I’m sorry to say that Anna was then sacked as a Herald contributor, and she took her column off to the Oldie. Two years later, however, the Chestertonian figure of Dr William Oddie arrived as editor and Anna returned — this time to write on the much safer topic of food. The column was called, inevitably, ‘Catholic Tastes’.
She was a wonderful cook, though it helped if one averted one’s eyes from the light shower of ash falling off her cigarette as she bent over the Aga. She made the best fish pie I have ever tasted. I never saw her eat: she would push food at her guests while recharging her glass.
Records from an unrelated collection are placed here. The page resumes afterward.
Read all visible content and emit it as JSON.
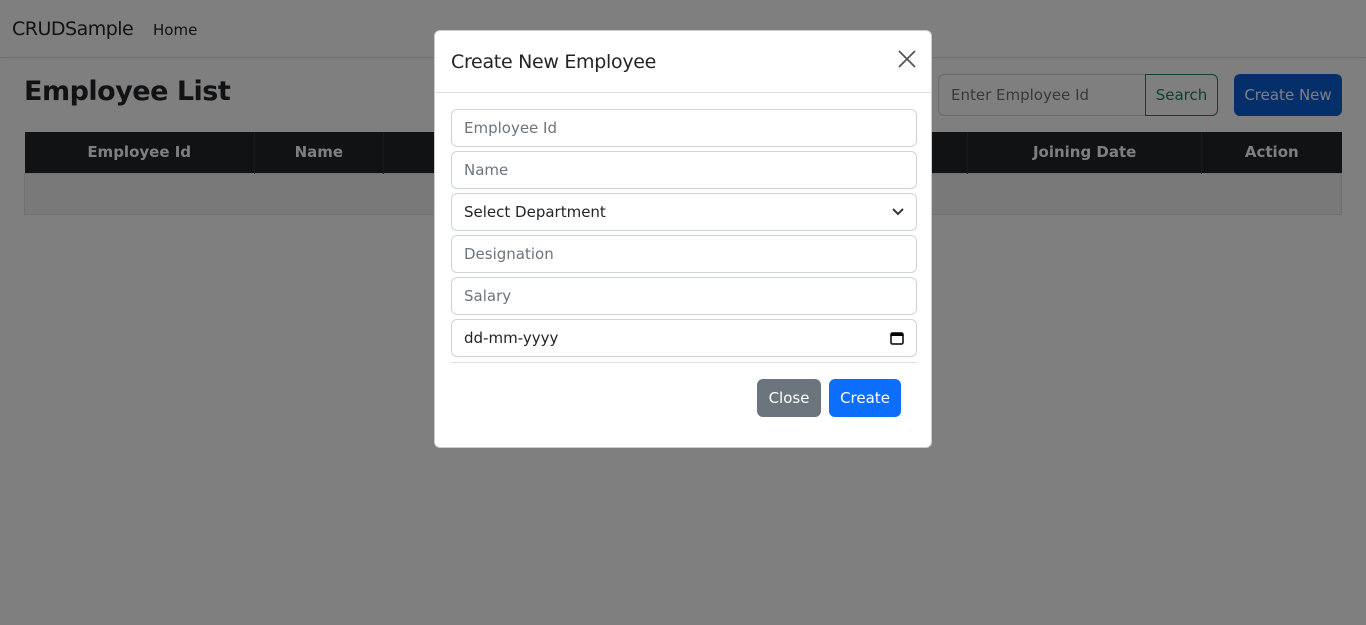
{
  "navbar": {
    "brand": "CRUDSample",
    "links": [
      {
        "label": "Home"
      }
    ]
  },
  "page": {
    "title": "Employee List",
    "search_placeholder": "Enter Employee Id",
    "search_label": "Search",
    "create_new_label": "Create New"
  },
  "table": {
    "headers": [
      "Employee Id",
      "Name",
      "Joining Date",
      "Action"
    ]
  },
  "modal": {
    "title": "Create New Employee",
    "fields": {
      "employee_id_placeholder": "Employee Id",
      "name_placeholder": "Name",
      "department_selected": "Select Department",
      "designation_placeholder": "Designation",
      "salary_placeholder": "Salary",
      "date_placeholder": "dd-mm-yyyy"
    },
    "close_label": "Close",
    "create_label": "Create"
  },
  "colors": {
    "primary": "#0d6efd",
    "secondary": "#6c757d",
    "success": "#198754",
    "table_header": "#212529"
  }
}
By the time I met Anna she had endured a succession of tragedies: the deaths of two children and her beloved publisher husband, Colin Haycraft. She was a frail and sad person; but she was one of those sad people who mysteriously lift the spirits of others, as opposed to those jovial folk who make everyone miserable.
We met as a result of a short-lived plot to found a conservative rival to the Tablet, provisionally entitled the Inquisitor. Dr Oddie was to be editor, and we sketched out our plans over Piers Paul Read’s kitchen table. Then we retired for a pub lunch, though in the event only Piers and William ate anything.
I was a heavy drinker in those days, and I hope no one will take offence if I say that so, in the most elegant way, was Anna. The others departed, and we settled ourselves in the snug like a couple of old biddies from the early days of Coronation Street.
I confessed shyly that I had read none of her novels. Where should I start? ‘Don’t,’ she said firmly. ‘You wouldn’t enjoy them, darling.’ We moved on to the obvious topic: the cringe-making dreadfulness of ‘with-it’ Catholic liturgies. ‘The sneer on the face of a teenager confronted by a “rave in the nave” is enough to freeze the blood,’ said Anna.
This conversation went on for a long time. We took our turns paying for the beer, but Anna felt it was unladylike to go to the bar, so she would press some coins into my hand every time it was her round. She started talking about the losses in her life.
Then, suddenly, it was dark outside. We had each drunk 11 pints. Bugger. I had been booked on to a late flight to Rome to cover a story for a newspaper. Now I had missed it. While I panicked, Anna continued her meditation on sadness. ‘There is no guarantee of happiness in this life, Damian,’ she announced. ‘Absolutely none.’
I ran into the street, found a phone box, broke the news to the editor, and discovered that, as usual, Anna was absolutely right.
Damian Thompson is editor-in-chief of the Catholic Herald.